Nestled in the Bankura district of West Bengal, this less-explored tourist destination is a paradise for shutterbugs. If you are looking for a short break, you can give a thought to Mukutmanipur.
After a road journey of more than six hours, we found ourselves in this serene place which is home to the second-largest earthen dam in India. We were a bit exhausted but the charming ambiance of Sonajhuri Resort, where we spent a night, was reason enough to not succumb to our tiredness. Surrounded by tall lush greenery, it has cottages named after trees like ‘Taal’, ‘Tamal’, ‘Sal’, and so on. Amidst the tall trees, you will also find a staircase, which leads to a hilltop. Excitedly, I climbed the staircase, only to find the mesmerizing view of the Kangsabati Dam. Oh my gosh, I wasn’t expecting this. To note, only those who are staying at the resort can enjoy this view.
After lunch (food is decent, don’t keep high expectations), we stepped out to explore the dam and other attractions of the place. On weekends, cars are not allowed to ply on the dam road. You will have to hire toto (e-rickshaw), vano (motorized van), or auto-rickshaw. On one side of the road is the dam and on the other side is the land adorned with homes, small water bodies, Palash trees, etc. So, the ride itself is exciting. We first visited the Musafirana Viewpoint from where one can enjoy the breathtaking view of the dam, which was built under the administration of the then Bengal’s Chief Minister, Dr Bidhan Chandra Roy. One can spend hours here simply gazing at the graceful water and the lush greenery surrounding it.
Our next stop was Pareshnath Shiv Mandir. It is an open temple of Mahadev. We were informed that the idol was found by digging the earth during the construction of the dam. Climbing the stairs to get a glimpse of the idol of Lord Shiva was a bit adventurous for me. I enjoyed the experience. From here, we also enjoyed the sunset. Also, in the vicinity of the temple, you will come across many stone idols. It is believed by many that some of the idols were Jain deities.
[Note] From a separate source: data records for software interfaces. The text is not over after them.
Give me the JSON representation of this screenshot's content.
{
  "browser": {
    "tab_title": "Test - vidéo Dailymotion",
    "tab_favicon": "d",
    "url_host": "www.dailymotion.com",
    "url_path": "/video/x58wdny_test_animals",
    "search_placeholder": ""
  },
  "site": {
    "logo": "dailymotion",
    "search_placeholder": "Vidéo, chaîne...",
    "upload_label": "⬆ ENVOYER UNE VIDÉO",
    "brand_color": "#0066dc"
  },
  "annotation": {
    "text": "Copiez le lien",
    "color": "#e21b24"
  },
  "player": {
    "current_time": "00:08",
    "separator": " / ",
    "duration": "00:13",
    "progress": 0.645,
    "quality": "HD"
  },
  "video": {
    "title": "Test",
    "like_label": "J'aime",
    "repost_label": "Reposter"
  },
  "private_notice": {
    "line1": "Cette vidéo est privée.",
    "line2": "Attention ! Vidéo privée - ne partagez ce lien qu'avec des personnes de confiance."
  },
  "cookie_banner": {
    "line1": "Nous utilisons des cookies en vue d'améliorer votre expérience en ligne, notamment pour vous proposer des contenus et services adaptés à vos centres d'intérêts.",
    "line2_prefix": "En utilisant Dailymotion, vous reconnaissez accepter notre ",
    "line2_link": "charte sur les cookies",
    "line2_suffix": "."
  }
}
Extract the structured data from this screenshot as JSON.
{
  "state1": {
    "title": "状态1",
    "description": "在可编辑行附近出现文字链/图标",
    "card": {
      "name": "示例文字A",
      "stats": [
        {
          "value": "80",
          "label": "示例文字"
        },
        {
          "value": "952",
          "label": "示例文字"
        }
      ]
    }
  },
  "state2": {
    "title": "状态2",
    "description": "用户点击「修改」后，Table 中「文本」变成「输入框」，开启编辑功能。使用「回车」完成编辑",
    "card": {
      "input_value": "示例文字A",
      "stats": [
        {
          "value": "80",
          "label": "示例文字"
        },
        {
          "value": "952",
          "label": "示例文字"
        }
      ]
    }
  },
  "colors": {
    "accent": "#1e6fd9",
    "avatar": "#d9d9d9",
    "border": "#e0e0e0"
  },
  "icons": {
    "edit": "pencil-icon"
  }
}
Deer Park is another tourist attraction in this place, but for some unavoidable reasons, we could not explore it. Better luck next time.
Our return journey was quite eventful. As we left the resort, we were greeted with a spectacular view. The dazzling sky, the hillocks, and the vibrant Palash flowers (Butea monosperma) made the landscape pretty as a picture. The natural beauty of the place will inspire anyone to wear the hat of a photographer.
While we reached Mukutmanipur via Kolaghat- Kharagpur- Jungle Mahals road, we opted for Bankura- Durgapur- Bardhaman- Saktigarh road for our return journey. And when you are returning via this road, how can you not pay a visit to Bardhaman Rajbari (now Bardhaman University) and taste Saktigarh’s Langcha?
Overall, it was an exciting and eventful trip!
If you have not been to Mukutmanipur yet, you can think about it.